▶ **What is needed**:
If an entry holds a picture, drop the picture but restate the entry word for word.

Collected data entries

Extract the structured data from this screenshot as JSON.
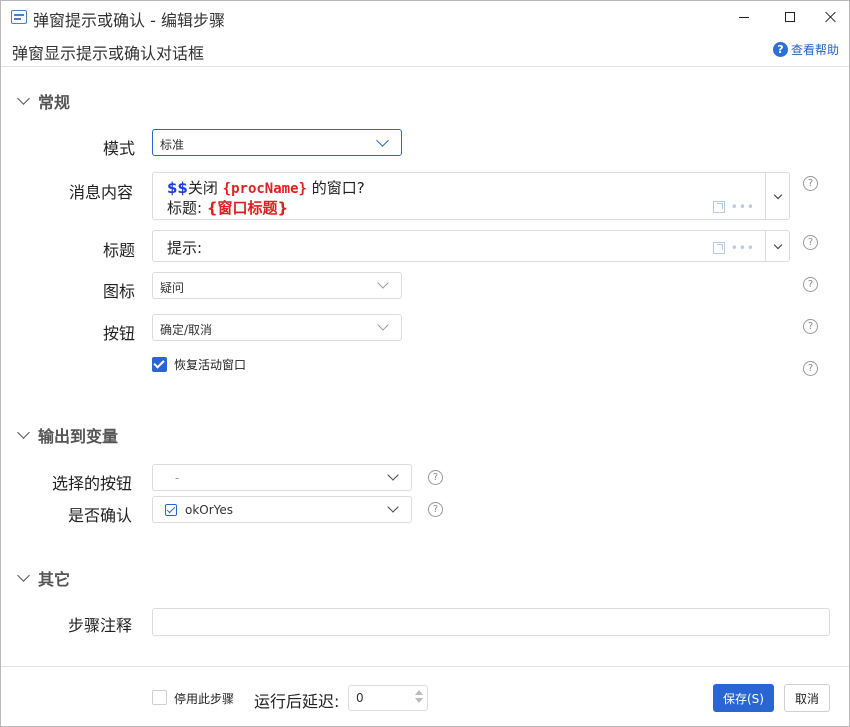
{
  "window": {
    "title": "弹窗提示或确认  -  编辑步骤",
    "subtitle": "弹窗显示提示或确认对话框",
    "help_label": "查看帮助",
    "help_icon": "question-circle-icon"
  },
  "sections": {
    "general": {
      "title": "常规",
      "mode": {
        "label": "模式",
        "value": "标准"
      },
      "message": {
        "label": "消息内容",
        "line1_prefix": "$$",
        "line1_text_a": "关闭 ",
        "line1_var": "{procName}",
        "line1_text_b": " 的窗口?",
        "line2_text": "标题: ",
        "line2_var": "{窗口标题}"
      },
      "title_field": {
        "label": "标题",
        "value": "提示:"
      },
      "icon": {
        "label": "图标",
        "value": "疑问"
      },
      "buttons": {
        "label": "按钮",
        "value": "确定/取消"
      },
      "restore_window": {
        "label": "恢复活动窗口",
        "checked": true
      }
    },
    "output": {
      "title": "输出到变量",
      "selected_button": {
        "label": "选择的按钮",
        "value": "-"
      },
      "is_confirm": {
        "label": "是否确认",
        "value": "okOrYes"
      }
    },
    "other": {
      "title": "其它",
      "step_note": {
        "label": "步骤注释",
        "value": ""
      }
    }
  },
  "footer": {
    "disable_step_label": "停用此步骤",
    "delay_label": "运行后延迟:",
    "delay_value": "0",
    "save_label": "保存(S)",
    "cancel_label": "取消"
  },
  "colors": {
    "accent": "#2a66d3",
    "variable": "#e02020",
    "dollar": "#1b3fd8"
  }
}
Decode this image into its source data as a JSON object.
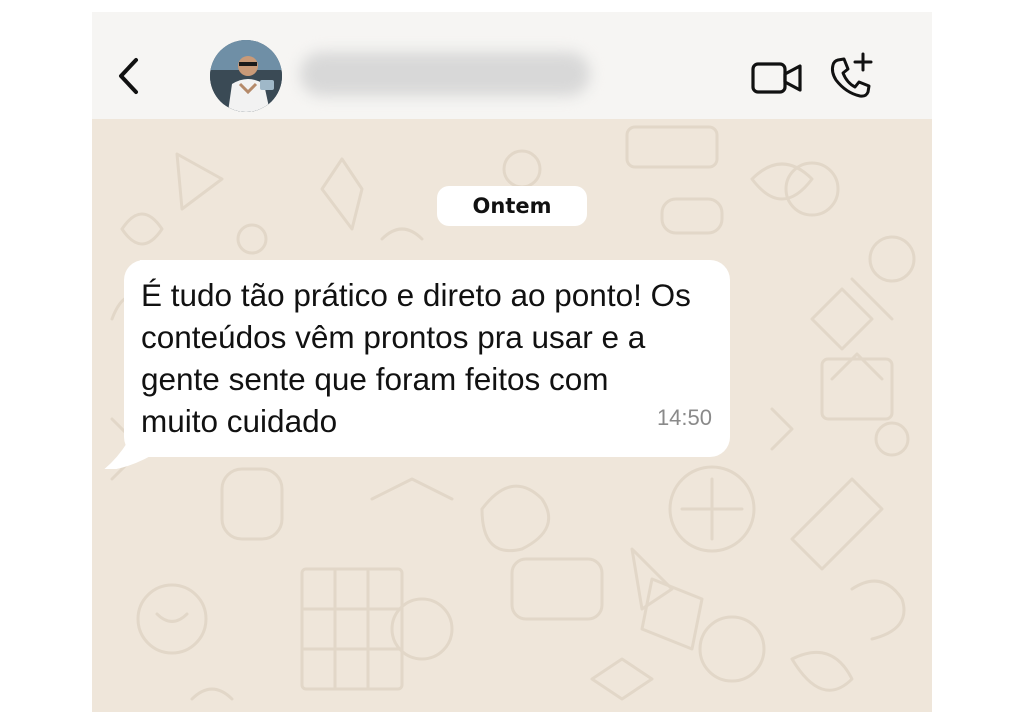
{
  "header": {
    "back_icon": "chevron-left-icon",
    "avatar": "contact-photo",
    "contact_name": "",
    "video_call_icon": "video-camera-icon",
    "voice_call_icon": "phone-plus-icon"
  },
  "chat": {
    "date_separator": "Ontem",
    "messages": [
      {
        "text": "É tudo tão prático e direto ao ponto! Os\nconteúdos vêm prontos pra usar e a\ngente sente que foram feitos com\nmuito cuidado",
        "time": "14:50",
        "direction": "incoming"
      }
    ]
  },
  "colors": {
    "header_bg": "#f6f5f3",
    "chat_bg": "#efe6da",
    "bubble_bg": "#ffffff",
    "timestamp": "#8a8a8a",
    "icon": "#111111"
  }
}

▶ **Exercise answer**:
Extract the structured data from this screenshot as JSON.
{
  "window": {
    "title": "弹窗提示或确认  -  编辑步骤",
    "subtitle": "弹窗显示提示或确认对话框",
    "help_label": "查看帮助",
    "help_icon": "question-circle-icon"
  },
  "sections": {
    "general": {
      "title": "常规",
      "mode": {
        "label": "模式",
        "value": "标准"
      },
      "message": {
        "label": "消息内容",
        "line1_prefix": "$$",
        "line1_text_a": "关闭 ",
        "line1_var": "{procName}",
        "line1_text_b": " 的窗口?",
        "line2_text": "标题: ",
        "line2_var": "{窗口标题}"
      },
      "title_field": {
        "label": "标题",
        "value": "提示:"
      },
      "icon": {
        "label": "图标",
        "value": "疑问"
      },
      "buttons": {
        "label": "按钮",
        "value": "确定/取消"
      },
      "restore_window": {
        "label": "恢复活动窗口",
        "checked": true
      }
    },
    "output": {
      "title": "输出到变量",
      "selected_button": {
        "label": "选择的按钮",
        "value": "-"
      },
      "is_confirm": {
        "label": "是否确认",
        "value": "okOrYes"
      }
    },
    "other": {
      "title": "其它",
      "step_note": {
        "label": "步骤注释",
        "value": ""
      }
    }
  },
  "footer": {
    "disable_step_label": "停用此步骤",
    "delay_label": "运行后延迟:",
    "delay_value": "0",
    "save_label": "保存(S)",
    "cancel_label": "取消"
  },
  "colors": {
    "accent": "#2a66d3",
    "variable": "#e02020",
    "dollar": "#1b3fd8"
  }
}
Decode this image into its source data as a JSON object.
{
  "header": {
    "back_icon": "chevron-left-icon",
    "avatar": "contact-photo",
    "contact_name": "",
    "video_call_icon": "video-camera-icon",
    "voice_call_icon": "phone-plus-icon"
  },
  "chat": {
    "date_separator": "Ontem",
    "messages": [
      {
        "text": "É tudo tão prático e direto ao ponto! Os\nconteúdos vêm prontos pra usar e a\ngente sente que foram feitos com\nmuito cuidado",
        "time": "14:50",
        "direction": "incoming"
      }
    ]
  },
  "colors": {
    "header_bg": "#f6f5f3",
    "chat_bg": "#efe6da",
    "bubble_bg": "#ffffff",
    "timestamp": "#8a8a8a",
    "icon": "#111111"
  }
}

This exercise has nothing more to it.